(Beginning of EXERCISE MATERIALS)

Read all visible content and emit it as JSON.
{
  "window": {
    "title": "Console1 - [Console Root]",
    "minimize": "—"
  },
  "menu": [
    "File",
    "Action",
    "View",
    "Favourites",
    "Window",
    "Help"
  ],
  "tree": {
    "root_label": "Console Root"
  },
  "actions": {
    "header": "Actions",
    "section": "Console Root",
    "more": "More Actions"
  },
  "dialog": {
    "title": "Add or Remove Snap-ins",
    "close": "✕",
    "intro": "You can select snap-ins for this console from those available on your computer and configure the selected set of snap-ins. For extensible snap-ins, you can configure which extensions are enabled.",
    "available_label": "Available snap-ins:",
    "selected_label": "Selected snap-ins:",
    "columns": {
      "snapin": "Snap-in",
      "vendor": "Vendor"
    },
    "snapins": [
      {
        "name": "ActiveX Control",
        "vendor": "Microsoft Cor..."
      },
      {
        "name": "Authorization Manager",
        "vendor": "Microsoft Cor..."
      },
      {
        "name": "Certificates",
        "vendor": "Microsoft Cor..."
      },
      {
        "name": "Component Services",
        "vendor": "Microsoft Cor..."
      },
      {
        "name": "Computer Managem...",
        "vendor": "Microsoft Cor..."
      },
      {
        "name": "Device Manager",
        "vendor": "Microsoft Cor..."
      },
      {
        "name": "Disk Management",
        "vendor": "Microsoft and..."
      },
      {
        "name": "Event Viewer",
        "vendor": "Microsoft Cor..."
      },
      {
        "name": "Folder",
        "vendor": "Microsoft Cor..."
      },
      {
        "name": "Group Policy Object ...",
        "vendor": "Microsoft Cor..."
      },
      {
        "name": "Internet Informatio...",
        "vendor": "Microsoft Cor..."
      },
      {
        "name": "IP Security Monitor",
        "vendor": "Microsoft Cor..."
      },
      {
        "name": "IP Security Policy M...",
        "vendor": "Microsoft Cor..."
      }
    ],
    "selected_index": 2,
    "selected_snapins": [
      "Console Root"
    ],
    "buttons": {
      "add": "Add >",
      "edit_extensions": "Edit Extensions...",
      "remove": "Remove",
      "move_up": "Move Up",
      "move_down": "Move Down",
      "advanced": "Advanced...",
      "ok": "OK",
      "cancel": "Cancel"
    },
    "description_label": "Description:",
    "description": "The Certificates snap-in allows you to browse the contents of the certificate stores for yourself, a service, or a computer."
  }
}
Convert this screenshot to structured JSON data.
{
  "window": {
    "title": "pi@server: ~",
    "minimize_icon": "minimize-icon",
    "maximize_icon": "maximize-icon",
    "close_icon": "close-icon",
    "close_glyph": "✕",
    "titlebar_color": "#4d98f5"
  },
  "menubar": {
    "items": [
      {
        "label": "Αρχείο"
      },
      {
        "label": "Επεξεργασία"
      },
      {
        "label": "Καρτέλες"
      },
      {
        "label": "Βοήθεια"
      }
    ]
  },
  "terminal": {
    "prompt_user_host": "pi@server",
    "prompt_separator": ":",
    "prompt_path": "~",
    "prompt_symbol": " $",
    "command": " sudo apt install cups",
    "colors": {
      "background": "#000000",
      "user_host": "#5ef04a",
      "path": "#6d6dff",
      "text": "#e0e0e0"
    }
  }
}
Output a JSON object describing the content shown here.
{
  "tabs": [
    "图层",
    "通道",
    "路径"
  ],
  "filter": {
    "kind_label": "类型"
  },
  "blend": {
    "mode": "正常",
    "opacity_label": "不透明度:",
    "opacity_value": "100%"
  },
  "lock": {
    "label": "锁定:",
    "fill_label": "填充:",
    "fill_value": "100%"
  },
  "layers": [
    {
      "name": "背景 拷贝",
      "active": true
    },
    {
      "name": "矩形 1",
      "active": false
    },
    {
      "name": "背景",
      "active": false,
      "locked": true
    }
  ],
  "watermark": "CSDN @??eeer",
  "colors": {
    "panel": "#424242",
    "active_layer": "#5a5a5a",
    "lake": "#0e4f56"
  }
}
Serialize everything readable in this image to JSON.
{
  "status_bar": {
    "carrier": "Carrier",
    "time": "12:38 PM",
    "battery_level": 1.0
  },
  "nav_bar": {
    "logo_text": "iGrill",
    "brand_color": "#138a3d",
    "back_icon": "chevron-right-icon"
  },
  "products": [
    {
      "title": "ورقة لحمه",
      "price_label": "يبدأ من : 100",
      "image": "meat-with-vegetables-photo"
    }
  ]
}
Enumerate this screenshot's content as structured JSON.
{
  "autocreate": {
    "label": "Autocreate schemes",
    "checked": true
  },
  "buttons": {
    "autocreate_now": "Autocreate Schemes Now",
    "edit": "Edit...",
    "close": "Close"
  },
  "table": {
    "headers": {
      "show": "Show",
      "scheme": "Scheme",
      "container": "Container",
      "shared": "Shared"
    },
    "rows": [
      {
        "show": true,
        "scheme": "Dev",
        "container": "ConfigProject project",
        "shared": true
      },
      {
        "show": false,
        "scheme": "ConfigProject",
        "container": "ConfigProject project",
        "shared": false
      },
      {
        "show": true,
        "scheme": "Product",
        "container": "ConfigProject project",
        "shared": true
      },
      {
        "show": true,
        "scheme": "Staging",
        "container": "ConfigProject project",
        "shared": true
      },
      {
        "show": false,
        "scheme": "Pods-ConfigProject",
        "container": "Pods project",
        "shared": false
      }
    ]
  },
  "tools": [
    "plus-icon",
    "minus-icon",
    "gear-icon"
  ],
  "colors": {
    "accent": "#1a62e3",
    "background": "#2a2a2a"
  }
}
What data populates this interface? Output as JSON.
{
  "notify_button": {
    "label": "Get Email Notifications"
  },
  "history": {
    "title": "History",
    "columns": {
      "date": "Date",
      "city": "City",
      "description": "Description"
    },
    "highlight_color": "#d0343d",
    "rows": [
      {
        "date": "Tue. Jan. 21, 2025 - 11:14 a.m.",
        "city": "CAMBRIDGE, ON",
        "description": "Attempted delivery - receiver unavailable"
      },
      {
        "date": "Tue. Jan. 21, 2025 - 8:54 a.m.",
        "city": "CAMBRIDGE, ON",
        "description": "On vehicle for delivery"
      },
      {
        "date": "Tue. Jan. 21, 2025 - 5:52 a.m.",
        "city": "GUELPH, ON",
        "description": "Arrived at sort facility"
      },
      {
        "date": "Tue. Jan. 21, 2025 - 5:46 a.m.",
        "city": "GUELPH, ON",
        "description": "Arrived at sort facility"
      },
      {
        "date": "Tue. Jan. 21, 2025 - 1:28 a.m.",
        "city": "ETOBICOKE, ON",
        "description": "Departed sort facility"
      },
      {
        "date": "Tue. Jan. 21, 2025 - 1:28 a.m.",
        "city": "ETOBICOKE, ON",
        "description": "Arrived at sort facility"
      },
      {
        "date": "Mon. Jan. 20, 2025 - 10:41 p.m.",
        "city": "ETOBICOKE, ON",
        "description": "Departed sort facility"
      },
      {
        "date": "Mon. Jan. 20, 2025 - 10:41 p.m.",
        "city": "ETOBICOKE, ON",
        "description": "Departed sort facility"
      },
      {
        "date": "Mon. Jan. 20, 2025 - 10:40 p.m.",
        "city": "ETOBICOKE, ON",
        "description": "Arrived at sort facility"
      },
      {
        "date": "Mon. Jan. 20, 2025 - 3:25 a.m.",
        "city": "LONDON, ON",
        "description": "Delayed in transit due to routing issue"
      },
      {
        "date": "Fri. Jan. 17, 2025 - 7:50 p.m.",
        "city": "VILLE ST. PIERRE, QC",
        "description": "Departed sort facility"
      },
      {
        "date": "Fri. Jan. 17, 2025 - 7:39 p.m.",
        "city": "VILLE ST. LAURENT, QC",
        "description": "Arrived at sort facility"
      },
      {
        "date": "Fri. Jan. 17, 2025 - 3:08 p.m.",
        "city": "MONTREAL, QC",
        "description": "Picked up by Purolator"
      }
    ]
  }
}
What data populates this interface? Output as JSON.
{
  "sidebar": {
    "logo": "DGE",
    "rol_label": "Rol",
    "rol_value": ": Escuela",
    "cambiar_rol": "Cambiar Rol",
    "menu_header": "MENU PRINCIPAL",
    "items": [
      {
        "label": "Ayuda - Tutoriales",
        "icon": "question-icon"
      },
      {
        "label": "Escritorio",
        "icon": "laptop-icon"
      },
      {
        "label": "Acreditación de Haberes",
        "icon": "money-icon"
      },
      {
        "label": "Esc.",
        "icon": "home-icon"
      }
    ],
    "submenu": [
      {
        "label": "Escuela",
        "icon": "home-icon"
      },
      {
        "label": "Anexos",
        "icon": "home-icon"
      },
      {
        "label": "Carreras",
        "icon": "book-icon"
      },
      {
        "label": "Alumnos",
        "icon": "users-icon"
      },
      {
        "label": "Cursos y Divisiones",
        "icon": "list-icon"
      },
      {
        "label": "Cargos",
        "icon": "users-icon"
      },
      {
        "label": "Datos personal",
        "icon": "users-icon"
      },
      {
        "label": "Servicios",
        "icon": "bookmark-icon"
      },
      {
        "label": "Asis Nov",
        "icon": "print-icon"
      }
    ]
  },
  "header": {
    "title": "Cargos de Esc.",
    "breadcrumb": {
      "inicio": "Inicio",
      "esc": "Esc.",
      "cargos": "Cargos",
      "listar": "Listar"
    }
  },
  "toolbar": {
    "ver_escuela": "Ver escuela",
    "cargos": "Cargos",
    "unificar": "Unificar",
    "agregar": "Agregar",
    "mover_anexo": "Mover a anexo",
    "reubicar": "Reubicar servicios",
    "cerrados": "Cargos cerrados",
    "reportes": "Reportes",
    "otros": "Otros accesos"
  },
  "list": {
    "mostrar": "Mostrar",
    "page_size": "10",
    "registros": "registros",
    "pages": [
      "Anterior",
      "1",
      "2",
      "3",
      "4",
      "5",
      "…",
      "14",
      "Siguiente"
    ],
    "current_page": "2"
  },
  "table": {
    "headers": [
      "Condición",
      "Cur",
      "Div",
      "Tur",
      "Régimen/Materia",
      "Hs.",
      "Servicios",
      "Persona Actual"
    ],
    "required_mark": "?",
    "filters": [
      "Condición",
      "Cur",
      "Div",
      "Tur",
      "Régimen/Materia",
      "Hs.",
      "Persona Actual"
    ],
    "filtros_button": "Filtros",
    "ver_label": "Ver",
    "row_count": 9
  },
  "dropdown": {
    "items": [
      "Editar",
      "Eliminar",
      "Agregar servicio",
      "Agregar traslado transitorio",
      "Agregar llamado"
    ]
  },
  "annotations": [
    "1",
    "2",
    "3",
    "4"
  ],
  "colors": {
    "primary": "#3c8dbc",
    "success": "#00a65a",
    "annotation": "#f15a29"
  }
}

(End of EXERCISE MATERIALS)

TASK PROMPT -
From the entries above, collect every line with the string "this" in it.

FINAL ANSWER -
    "intro": "You can select snap-ins for this console from those available on your computer and configure the selected set of snap-ins. For extensible snap-ins, you can configure which extensions are enabled.",
Convert this screenshot to structured JSON data.
Serialize everything readable in this image to JSON.
Enumerate this screenshot's content as structured JSON.
What data populates this interface? Output as JSON.
What data populates this interface? Output as JSON.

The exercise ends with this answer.